(Task prompt)
Please copy the records exactly as they appear, with all pictures left out.

(Exercise inputs)
※
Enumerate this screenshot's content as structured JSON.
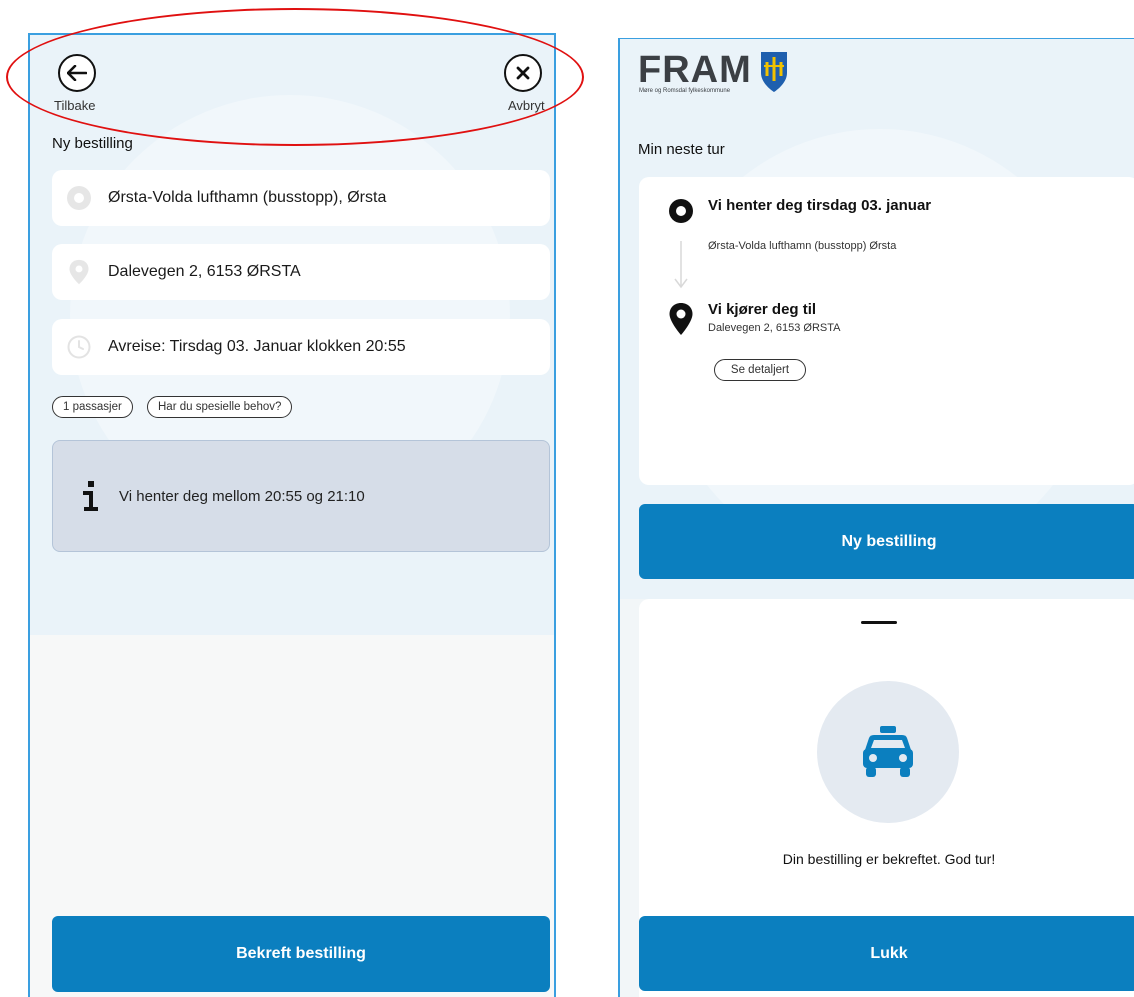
{
  "left": {
    "header": {
      "back_label": "Tilbake",
      "cancel_label": "Avbryt",
      "page_title": "Ny bestilling"
    },
    "from": {
      "text": "Ørsta-Volda lufthamn (busstopp), Ørsta",
      "icon": "circle-marker-icon"
    },
    "to": {
      "text": "Dalevegen 2, 6153 ØRSTA",
      "icon": "map-pin-icon"
    },
    "departure": {
      "text": "Avreise: Tirsdag 03. Januar klokken 20:55",
      "icon": "clock-icon"
    },
    "chips": {
      "passengers": "1 passasjer",
      "special_needs": "Har du spesielle behov?"
    },
    "info": {
      "text": "Vi henter deg mellom 20:55 og 21:10",
      "icon": "info-icon"
    },
    "confirm_button": "Bekreft bestilling"
  },
  "right": {
    "logo": {
      "brand": "FRAM",
      "tagline": "Møre og Romsdal fylkeskommune"
    },
    "section_title": "Min neste tur",
    "trip": {
      "pickup_title": "Vi henter deg tirsdag 03. januar",
      "pickup_place": "Ørsta-Volda lufthamn (busstopp) Ørsta",
      "dropoff_title": "Vi kjører deg til",
      "dropoff_place": "Dalevegen 2, 6153 ØRSTA",
      "details_button": "Se detaljert"
    },
    "new_order_button": "Ny bestilling",
    "sheet": {
      "message": "Din bestilling er bekreftet. God tur!",
      "close_button": "Lukk",
      "icon": "taxi-icon"
    }
  },
  "colors": {
    "primary": "#0b7fbf",
    "annotation": "#e01010",
    "frame": "#3a9fe0",
    "info_bg": "#d6dde8"
  }
}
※
(Solution)
Enumerate this screenshot's content as structured JSON.
{
  "left": {
    "header": {
      "back_label": "Tilbake",
      "cancel_label": "Avbryt",
      "page_title": "Ny bestilling"
    },
    "from": {
      "text": "Ørsta-Volda lufthamn (busstopp), Ørsta",
      "icon": "circle-marker-icon"
    },
    "to": {
      "text": "Dalevegen 2, 6153 ØRSTA",
      "icon": "map-pin-icon"
    },
    "departure": {
      "text": "Avreise: Tirsdag 03. Januar klokken 20:55",
      "icon": "clock-icon"
    },
    "chips": {
      "passengers": "1 passasjer",
      "special_needs": "Har du spesielle behov?"
    },
    "info": {
      "text": "Vi henter deg mellom 20:55 og 21:10",
      "icon": "info-icon"
    },
    "confirm_button": "Bekreft bestilling"
  },
  "right": {
    "logo": {
      "brand": "FRAM",
      "tagline": "Møre og Romsdal fylkeskommune"
    },
    "section_title": "Min neste tur",
    "trip": {
      "pickup_title": "Vi henter deg tirsdag 03. januar",
      "pickup_place": "Ørsta-Volda lufthamn (busstopp) Ørsta",
      "dropoff_title": "Vi kjører deg til",
      "dropoff_place": "Dalevegen 2, 6153 ØRSTA",
      "details_button": "Se detaljert"
    },
    "new_order_button": "Ny bestilling",
    "sheet": {
      "message": "Din bestilling er bekreftet. God tur!",
      "close_button": "Lukk",
      "icon": "taxi-icon"
    }
  },
  "colors": {
    "primary": "#0b7fbf",
    "annotation": "#e01010",
    "frame": "#3a9fe0",
    "info_bg": "#d6dde8"
  }
}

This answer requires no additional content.